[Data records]
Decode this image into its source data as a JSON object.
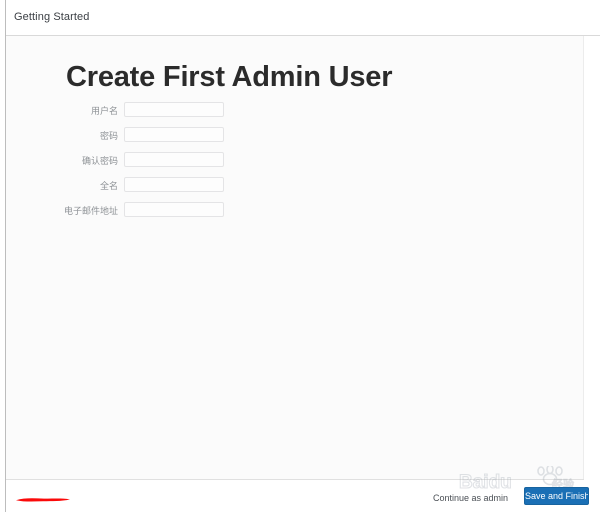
{
  "window": {
    "breadcrumb": "Getting Started"
  },
  "page": {
    "title": "Create First Admin User"
  },
  "form": {
    "fields": [
      {
        "label": "用户名",
        "value": "",
        "placeholder": "",
        "name": "username"
      },
      {
        "label": "密码",
        "value": "",
        "placeholder": "",
        "name": "password"
      },
      {
        "label": "确认密码",
        "value": "",
        "placeholder": "",
        "name": "confirm-password"
      },
      {
        "label": "全名",
        "value": "",
        "placeholder": "",
        "name": "full-name"
      },
      {
        "label": "电子邮件地址",
        "value": "",
        "placeholder": "",
        "name": "email-address"
      }
    ]
  },
  "footer": {
    "continue_as_admin_label": "Continue as admin",
    "save_and_finish_label": "Save and Finish"
  },
  "watermark": {
    "text": "Baidu",
    "subtext": "经验"
  },
  "colors": {
    "primary_button": "#1a6fb5",
    "annotation_red": "#fa0a0a",
    "panel_background": "#fbfbfb",
    "label_text": "#8e9296",
    "title_text": "#2b2b2b"
  }
}
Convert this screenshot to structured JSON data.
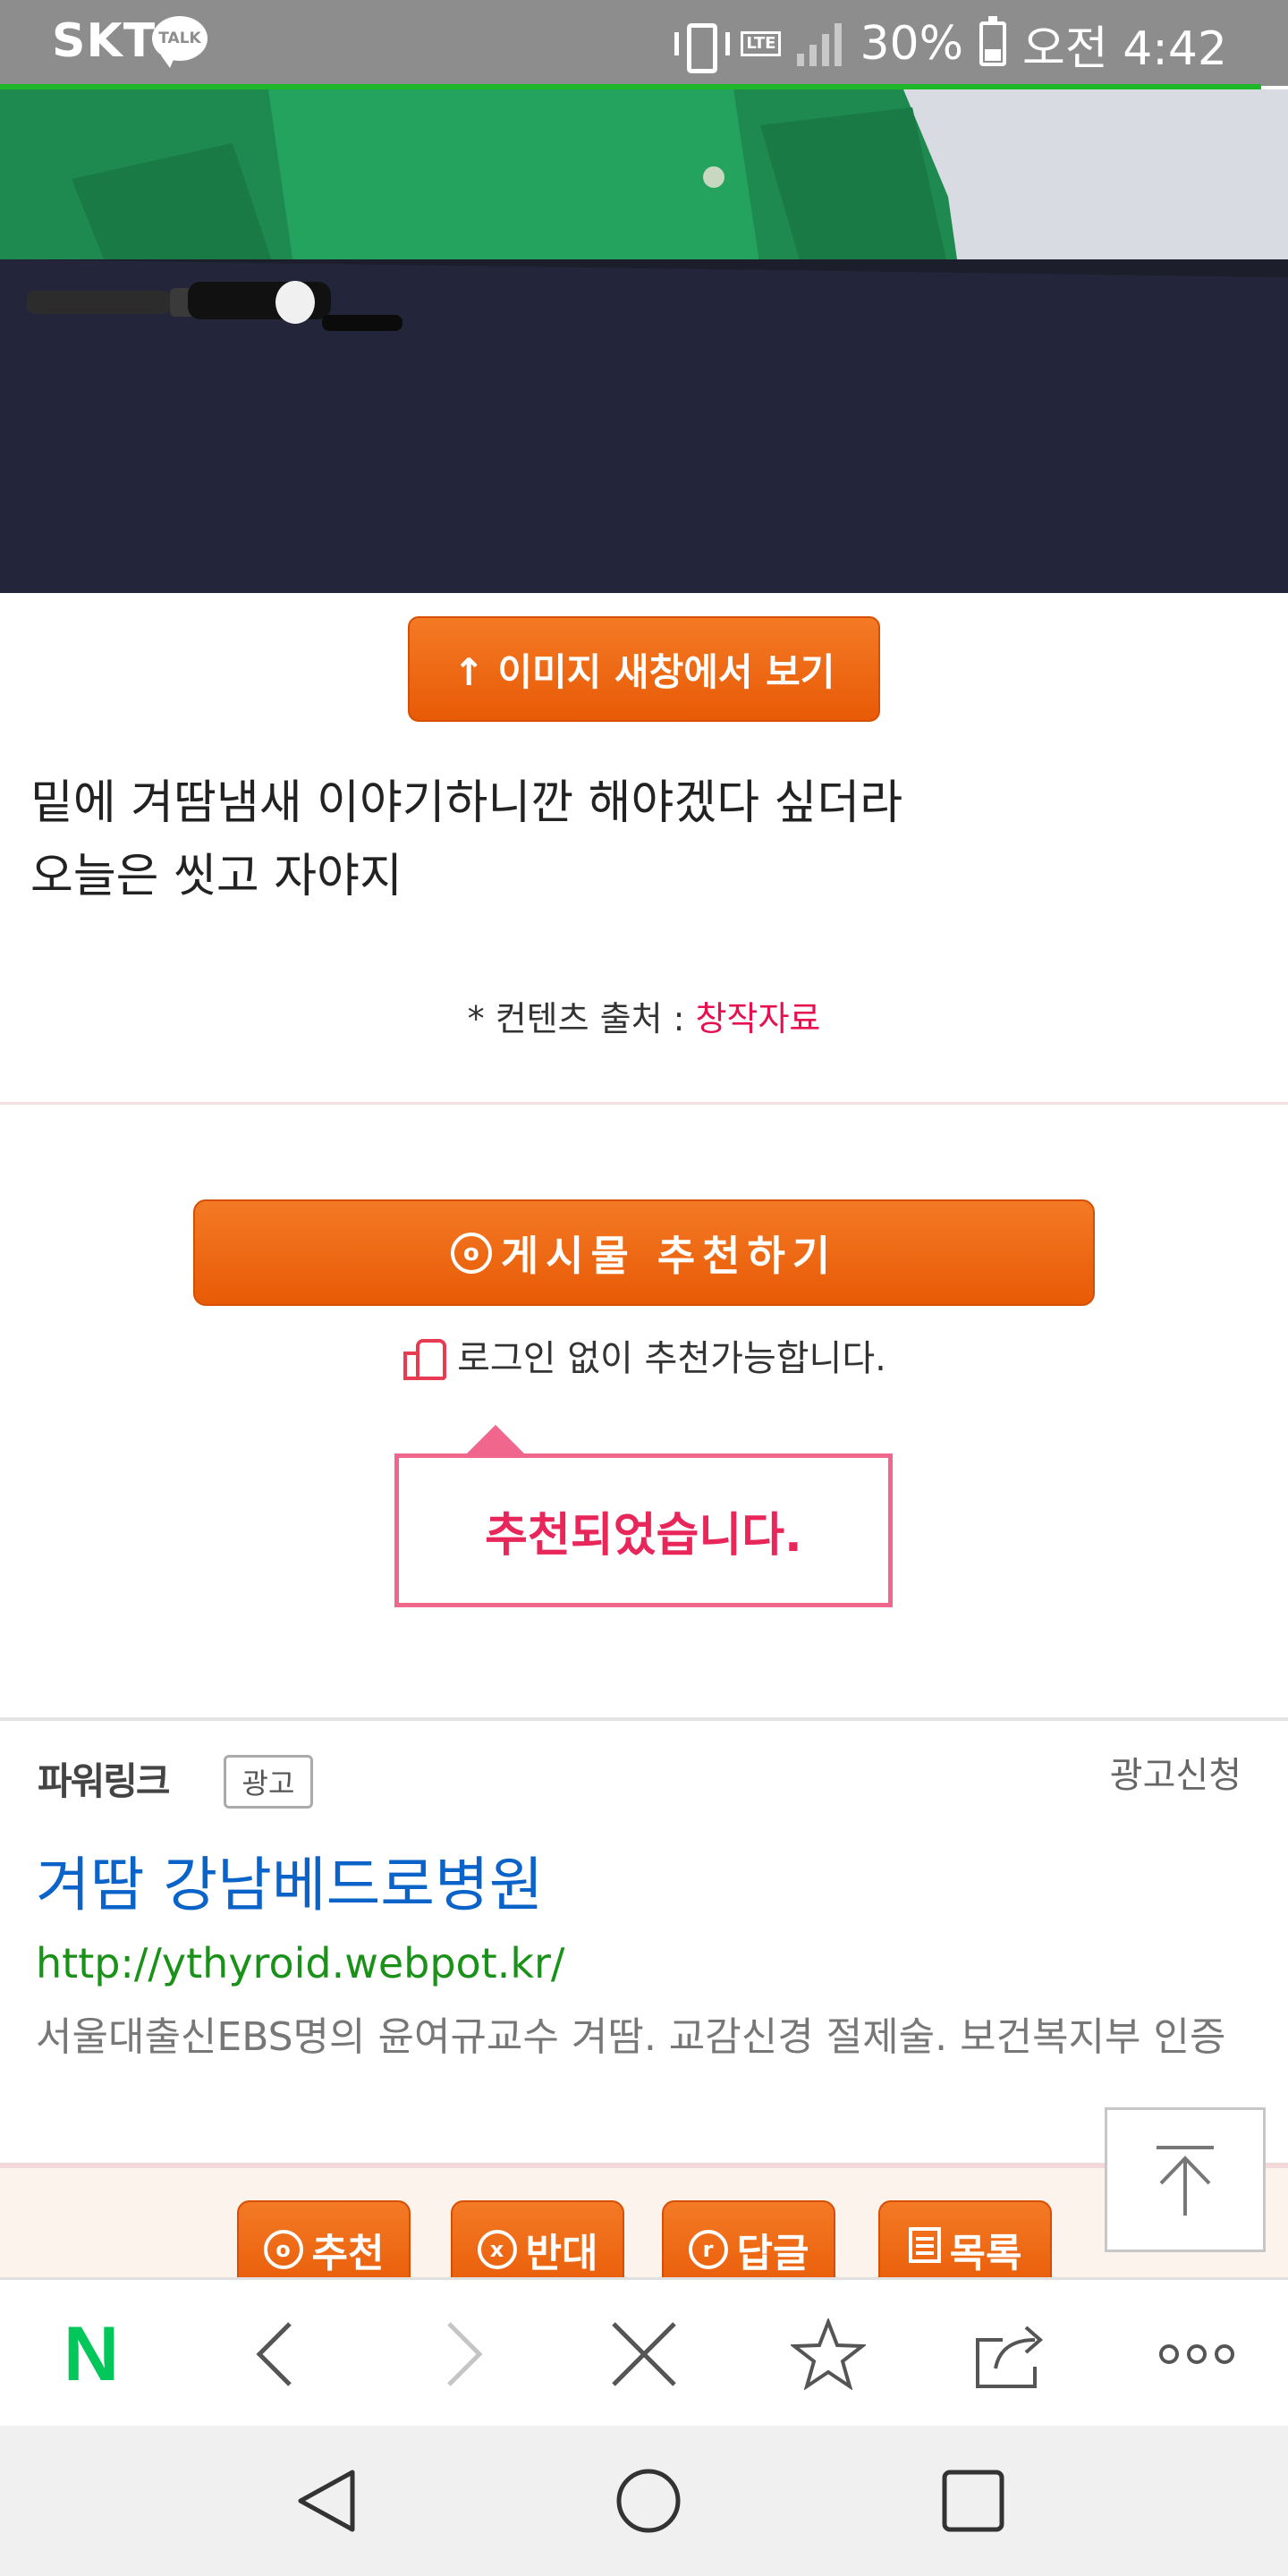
{
  "status_bar": {
    "carrier": "SKT",
    "talk_badge": "TALK",
    "network": "LTE",
    "battery": "30%",
    "time": "오전 4:42"
  },
  "post": {
    "view_image_label": "↑ 이미지 새창에서 보기",
    "body_line1": "밑에 겨땀냄새 이야기하니깐 해야겠다 싶더라",
    "body_line2": "오늘은 씻고 자야지",
    "source_prefix": "* 컨텐츠 출처 : ",
    "source_link": "창작자료"
  },
  "recommend": {
    "button_label": "게시물  추천하기",
    "icon_char": "o",
    "login_note": "로그인 없이 추천가능합니다.",
    "popup_text": "추천되었습니다."
  },
  "ad": {
    "label": "파워링크",
    "badge": "광고",
    "apply": "광고신청",
    "title": "겨땀 강남베드로병원",
    "url": "http://ythyroid.webpot.kr/",
    "description": "서울대출신EBS명의 윤여규교수 겨땀. 교감신경 절제술. 보건복지부 인증"
  },
  "actions": [
    {
      "icon": "o",
      "label": "추천"
    },
    {
      "icon": "x",
      "label": "반대"
    },
    {
      "icon": "r",
      "label": "답글"
    },
    {
      "icon": "list",
      "label": "목록"
    }
  ],
  "browser": {
    "logo": "N",
    "colors": {
      "logo": "#03c75a",
      "accent": "#ec5f07",
      "pink": "#e8265a",
      "ad_title": "#0a63c8",
      "ad_url": "#1a9118"
    }
  }
}
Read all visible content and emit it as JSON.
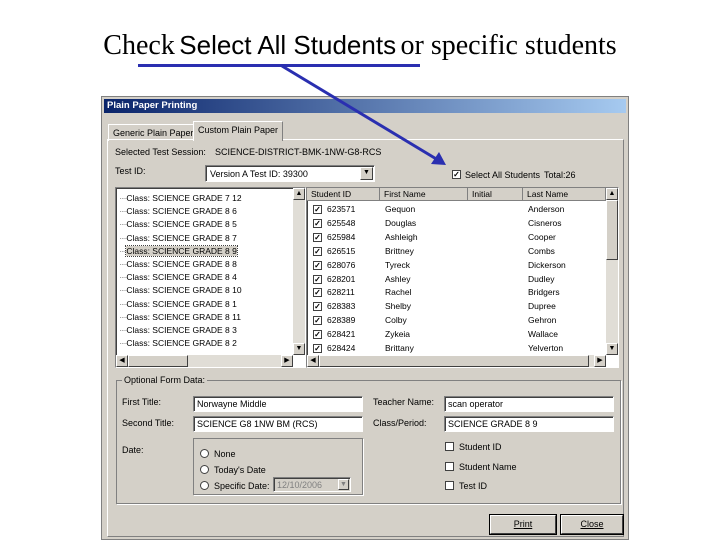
{
  "slide": {
    "title_prefix": "Check",
    "title_highlight": "Select All Students",
    "title_suffix": "or specific students",
    "accent_color": "#2a2fb0"
  },
  "window": {
    "title": "Plain Paper Printing",
    "tabs": [
      {
        "label": "Generic Plain Paper",
        "active": false
      },
      {
        "label": "Custom Plain Paper",
        "active": true
      }
    ],
    "selected_session_label": "Selected Test Session:",
    "selected_session_value": "SCIENCE-DISTRICT-BMK-1NW-G8-RCS",
    "test_id_label": "Test ID:",
    "test_id_value": "Version A Test ID: 39300",
    "select_all_label": "Select All Students",
    "select_all_checked": true,
    "total_label": "Total:26",
    "classes": [
      "Class: SCIENCE GRADE 7 12",
      "Class: SCIENCE GRADE 8 6",
      "Class: SCIENCE GRADE 8 5",
      "Class: SCIENCE GRADE 8 7",
      "Class: SCIENCE GRADE 8 9",
      "Class: SCIENCE GRADE 8 8",
      "Class: SCIENCE GRADE 8 4",
      "Class: SCIENCE GRADE 8 10",
      "Class: SCIENCE GRADE 8 1",
      "Class: SCIENCE GRADE 8 11",
      "Class: SCIENCE GRADE 8 3",
      "Class: SCIENCE GRADE 8 2"
    ],
    "selected_class_index": 4,
    "student_columns": [
      "Student ID",
      "First Name",
      "Initial",
      "Last Name"
    ],
    "students": [
      {
        "id": "623571",
        "first": "Gequon",
        "initial": "",
        "last": "Anderson"
      },
      {
        "id": "625548",
        "first": "Douglas",
        "initial": "",
        "last": "Cisneros"
      },
      {
        "id": "625984",
        "first": "Ashleigh",
        "initial": "",
        "last": "Cooper"
      },
      {
        "id": "626515",
        "first": "Brittney",
        "initial": "",
        "last": "Combs"
      },
      {
        "id": "628076",
        "first": "Tyreck",
        "initial": "",
        "last": "Dickerson"
      },
      {
        "id": "628201",
        "first": "Ashley",
        "initial": "",
        "last": "Dudley"
      },
      {
        "id": "628211",
        "first": "Rachel",
        "initial": "",
        "last": "Bridgers"
      },
      {
        "id": "628383",
        "first": "Shelby",
        "initial": "",
        "last": "Dupree"
      },
      {
        "id": "628389",
        "first": "Colby",
        "initial": "",
        "last": "Gehron"
      },
      {
        "id": "628421",
        "first": "Zykeia",
        "initial": "",
        "last": "Wallace"
      },
      {
        "id": "628424",
        "first": "Brittany",
        "initial": "",
        "last": "Yelverton"
      }
    ],
    "optional_form_data_label": "Optional Form Data:",
    "first_title_label": "First Title:",
    "first_title_value": "Norwayne Middle",
    "second_title_label": "Second Title:",
    "second_title_value": "SCIENCE G8 1NW BM (RCS)",
    "teacher_name_label": "Teacher Name:",
    "teacher_name_value": "scan operator",
    "class_period_label": "Class/Period:",
    "class_period_value": "SCIENCE GRADE 8 9",
    "date_label": "Date:",
    "date_options": [
      "None",
      "Today's Date",
      "Specific Date:"
    ],
    "specific_date_value": "12/10/2006",
    "extra_checkboxes": [
      "Student ID",
      "Student Name",
      "Test ID"
    ],
    "print_label": "Print",
    "close_label": "Close"
  }
}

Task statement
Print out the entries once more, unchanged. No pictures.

Reply to the task
Decode this image into its source data as a JSON object.
{
  "window": {
    "breadcrumb": "Getting Started"
  },
  "page": {
    "title": "Create First Admin User"
  },
  "form": {
    "fields": [
      {
        "label": "用户名",
        "value": "",
        "placeholder": "",
        "name": "username"
      },
      {
        "label": "密码",
        "value": "",
        "placeholder": "",
        "name": "password"
      },
      {
        "label": "确认密码",
        "value": "",
        "placeholder": "",
        "name": "confirm-password"
      },
      {
        "label": "全名",
        "value": "",
        "placeholder": "",
        "name": "full-name"
      },
      {
        "label": "电子邮件地址",
        "value": "",
        "placeholder": "",
        "name": "email-address"
      }
    ]
  },
  "footer": {
    "continue_as_admin_label": "Continue as admin",
    "save_and_finish_label": "Save and Finish"
  },
  "watermark": {
    "text": "Baidu",
    "subtext": "经验"
  },
  "colors": {
    "primary_button": "#1a6fb5",
    "annotation_red": "#fa0a0a",
    "panel_background": "#fbfbfb",
    "label_text": "#8e9296",
    "title_text": "#2b2b2b"
  }
}
Convert this screenshot to structured JSON data.
{
  "status_bar": {
    "carrier": "SKT",
    "talk_badge": "TALK",
    "network": "LTE",
    "battery": "30%",
    "time": "오전 4:42"
  },
  "post": {
    "view_image_label": "↑ 이미지 새창에서 보기",
    "body_line1": "밑에 겨땀냄새 이야기하니깐 해야겠다 싶더라",
    "body_line2": "오늘은 씻고 자야지",
    "source_prefix": "* 컨텐츠 출처 : ",
    "source_link": "창작자료"
  },
  "recommend": {
    "button_label": "게시물  추천하기",
    "icon_char": "o",
    "login_note": "로그인 없이 추천가능합니다.",
    "popup_text": "추천되었습니다."
  },
  "ad": {
    "label": "파워링크",
    "badge": "광고",
    "apply": "광고신청",
    "title": "겨땀 강남베드로병원",
    "url": "http://ythyroid.webpot.kr/",
    "description": "서울대출신EBS명의 윤여규교수 겨땀. 교감신경 절제술. 보건복지부 인증"
  },
  "actions": [
    {
      "icon": "o",
      "label": "추천"
    },
    {
      "icon": "x",
      "label": "반대"
    },
    {
      "icon": "r",
      "label": "답글"
    },
    {
      "icon": "list",
      "label": "목록"
    }
  ],
  "browser": {
    "logo": "N",
    "colors": {
      "logo": "#03c75a",
      "accent": "#ec5f07",
      "pink": "#e8265a",
      "ad_title": "#0a63c8",
      "ad_url": "#1a9118"
    }
  }
}
Read all visible content and emit it as JSON.
{
  "slide": {
    "title_prefix": "Check",
    "title_highlight": "Select All Students",
    "title_suffix": "or specific students",
    "accent_color": "#2a2fb0"
  },
  "window": {
    "title": "Plain Paper Printing",
    "tabs": [
      {
        "label": "Generic Plain Paper",
        "active": false
      },
      {
        "label": "Custom Plain Paper",
        "active": true
      }
    ],
    "selected_session_label": "Selected Test Session:",
    "selected_session_value": "SCIENCE-DISTRICT-BMK-1NW-G8-RCS",
    "test_id_label": "Test ID:",
    "test_id_value": "Version A Test ID: 39300",
    "select_all_label": "Select All Students",
    "select_all_checked": true,
    "total_label": "Total:26",
    "classes": [
      "Class: SCIENCE GRADE 7 12",
      "Class: SCIENCE GRADE 8 6",
      "Class: SCIENCE GRADE 8 5",
      "Class: SCIENCE GRADE 8 7",
      "Class: SCIENCE GRADE 8 9",
      "Class: SCIENCE GRADE 8 8",
      "Class: SCIENCE GRADE 8 4",
      "Class: SCIENCE GRADE 8 10",
      "Class: SCIENCE GRADE 8 1",
      "Class: SCIENCE GRADE 8 11",
      "Class: SCIENCE GRADE 8 3",
      "Class: SCIENCE GRADE 8 2"
    ],
    "selected_class_index": 4,
    "student_columns": [
      "Student ID",
      "First Name",
      "Initial",
      "Last Name"
    ],
    "students": [
      {
        "id": "623571",
        "first": "Gequon",
        "initial": "",
        "last": "Anderson"
      },
      {
        "id": "625548",
        "first": "Douglas",
        "initial": "",
        "last": "Cisneros"
      },
      {
        "id": "625984",
        "first": "Ashleigh",
        "initial": "",
        "last": "Cooper"
      },
      {
        "id": "626515",
        "first": "Brittney",
        "initial": "",
        "last": "Combs"
      },
      {
        "id": "628076",
        "first": "Tyreck",
        "initial": "",
        "last": "Dickerson"
      },
      {
        "id": "628201",
        "first": "Ashley",
        "initial": "",
        "last": "Dudley"
      },
      {
        "id": "628211",
        "first": "Rachel",
        "initial": "",
        "last": "Bridgers"
      },
      {
        "id": "628383",
        "first": "Shelby",
        "initial": "",
        "last": "Dupree"
      },
      {
        "id": "628389",
        "first": "Colby",
        "initial": "",
        "last": "Gehron"
      },
      {
        "id": "628421",
        "first": "Zykeia",
        "initial": "",
        "last": "Wallace"
      },
      {
        "id": "628424",
        "first": "Brittany",
        "initial": "",
        "last": "Yelverton"
      }
    ],
    "optional_form_data_label": "Optional Form Data:",
    "first_title_label": "First Title:",
    "first_title_value": "Norwayne Middle",
    "second_title_label": "Second Title:",
    "second_title_value": "SCIENCE G8 1NW BM (RCS)",
    "teacher_name_label": "Teacher Name:",
    "teacher_name_value": "scan operator",
    "class_period_label": "Class/Period:",
    "class_period_value": "SCIENCE GRADE 8 9",
    "date_label": "Date:",
    "date_options": [
      "None",
      "Today's Date",
      "Specific Date:"
    ],
    "specific_date_value": "12/10/2006",
    "extra_checkboxes": [
      "Student ID",
      "Student Name",
      "Test ID"
    ],
    "print_label": "Print",
    "close_label": "Close"
  }
}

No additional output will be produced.